### Source material

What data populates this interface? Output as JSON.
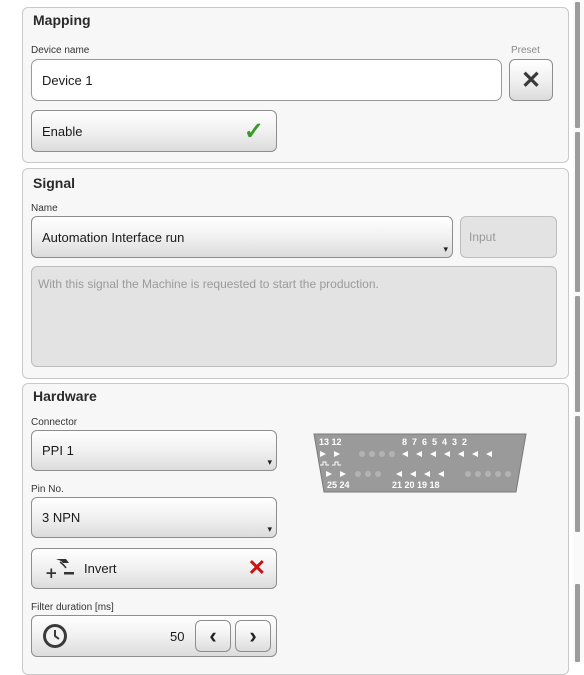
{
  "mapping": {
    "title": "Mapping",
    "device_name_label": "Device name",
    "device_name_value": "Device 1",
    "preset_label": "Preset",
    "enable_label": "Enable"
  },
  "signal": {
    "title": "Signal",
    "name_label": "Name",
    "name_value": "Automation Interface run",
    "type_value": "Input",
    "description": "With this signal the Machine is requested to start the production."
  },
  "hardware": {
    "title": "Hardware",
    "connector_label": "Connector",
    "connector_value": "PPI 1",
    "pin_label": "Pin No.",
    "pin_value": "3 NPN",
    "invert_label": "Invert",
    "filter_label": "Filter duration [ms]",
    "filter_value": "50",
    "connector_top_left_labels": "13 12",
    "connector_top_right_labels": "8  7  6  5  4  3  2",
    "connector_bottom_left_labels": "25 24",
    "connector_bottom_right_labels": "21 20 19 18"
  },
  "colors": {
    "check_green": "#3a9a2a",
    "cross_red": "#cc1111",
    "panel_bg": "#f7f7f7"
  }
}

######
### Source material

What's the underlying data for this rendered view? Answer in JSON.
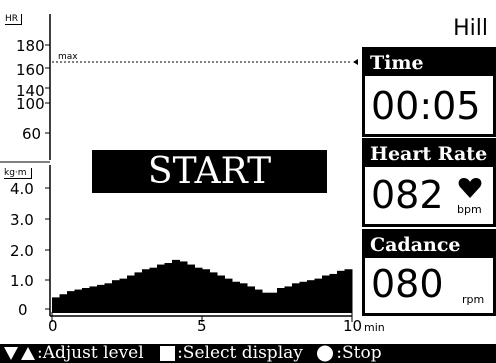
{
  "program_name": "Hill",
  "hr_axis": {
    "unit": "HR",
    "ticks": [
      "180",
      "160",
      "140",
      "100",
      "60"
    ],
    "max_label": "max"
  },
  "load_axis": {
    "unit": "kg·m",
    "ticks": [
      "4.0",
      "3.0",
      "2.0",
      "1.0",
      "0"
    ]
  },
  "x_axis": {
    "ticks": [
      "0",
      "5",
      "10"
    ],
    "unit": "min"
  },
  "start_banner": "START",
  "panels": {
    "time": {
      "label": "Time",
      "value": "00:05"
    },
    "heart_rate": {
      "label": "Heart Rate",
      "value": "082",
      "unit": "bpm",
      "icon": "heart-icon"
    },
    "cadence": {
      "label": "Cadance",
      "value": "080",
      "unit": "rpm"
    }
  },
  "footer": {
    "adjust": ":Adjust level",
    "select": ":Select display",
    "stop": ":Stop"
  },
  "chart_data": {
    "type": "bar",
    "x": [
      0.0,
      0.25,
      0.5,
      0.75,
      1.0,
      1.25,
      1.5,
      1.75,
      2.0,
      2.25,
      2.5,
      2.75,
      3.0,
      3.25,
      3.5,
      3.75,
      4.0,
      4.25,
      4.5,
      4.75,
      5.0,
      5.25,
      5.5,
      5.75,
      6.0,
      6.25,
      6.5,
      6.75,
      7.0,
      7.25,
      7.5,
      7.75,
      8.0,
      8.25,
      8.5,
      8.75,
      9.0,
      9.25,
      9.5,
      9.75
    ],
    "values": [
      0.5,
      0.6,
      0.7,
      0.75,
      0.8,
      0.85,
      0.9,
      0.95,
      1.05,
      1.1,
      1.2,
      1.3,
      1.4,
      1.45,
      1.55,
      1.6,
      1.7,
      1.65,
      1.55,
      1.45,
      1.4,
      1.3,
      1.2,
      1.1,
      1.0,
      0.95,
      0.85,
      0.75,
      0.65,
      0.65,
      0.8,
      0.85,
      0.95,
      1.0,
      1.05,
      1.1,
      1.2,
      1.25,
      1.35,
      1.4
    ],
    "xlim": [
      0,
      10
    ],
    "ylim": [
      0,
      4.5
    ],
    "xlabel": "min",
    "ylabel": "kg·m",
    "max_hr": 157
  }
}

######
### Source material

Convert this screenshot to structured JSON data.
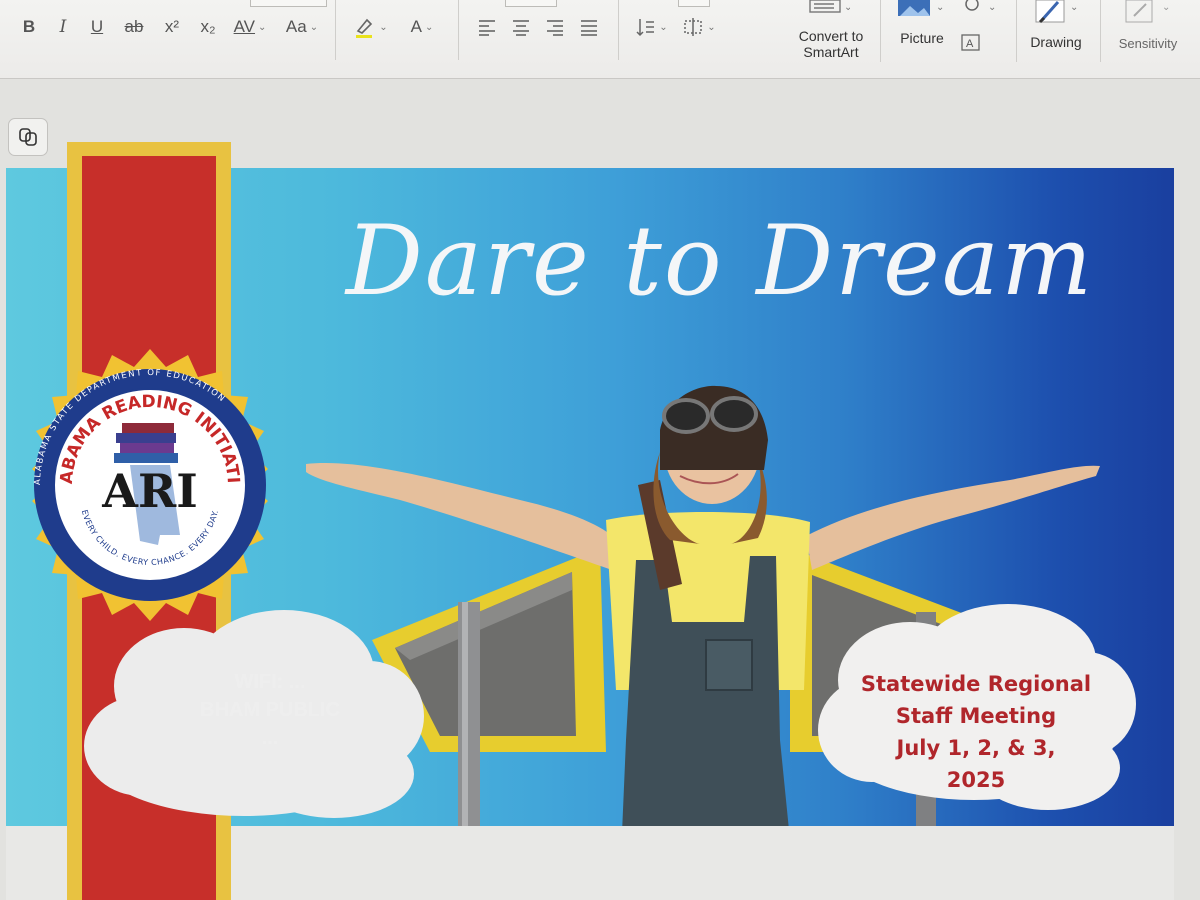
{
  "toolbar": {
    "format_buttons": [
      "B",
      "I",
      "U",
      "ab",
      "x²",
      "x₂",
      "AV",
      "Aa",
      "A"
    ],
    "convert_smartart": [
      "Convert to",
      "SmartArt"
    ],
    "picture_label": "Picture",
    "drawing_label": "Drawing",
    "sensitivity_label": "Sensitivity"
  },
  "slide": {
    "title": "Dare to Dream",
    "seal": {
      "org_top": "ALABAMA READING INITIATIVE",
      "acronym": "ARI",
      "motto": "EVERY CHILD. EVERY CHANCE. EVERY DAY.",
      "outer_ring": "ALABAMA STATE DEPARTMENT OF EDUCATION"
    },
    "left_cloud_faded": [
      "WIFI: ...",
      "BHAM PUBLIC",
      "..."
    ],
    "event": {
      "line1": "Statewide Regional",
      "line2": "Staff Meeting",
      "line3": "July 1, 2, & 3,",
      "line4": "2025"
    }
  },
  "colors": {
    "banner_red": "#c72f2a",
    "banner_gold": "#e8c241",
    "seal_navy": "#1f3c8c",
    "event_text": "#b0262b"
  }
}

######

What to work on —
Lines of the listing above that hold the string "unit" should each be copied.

Exercise solution —
    "unit": "HR",
    "unit": "kg·m",
    "unit": "min"
      "unit": "bpm",
      "unit": "rpm"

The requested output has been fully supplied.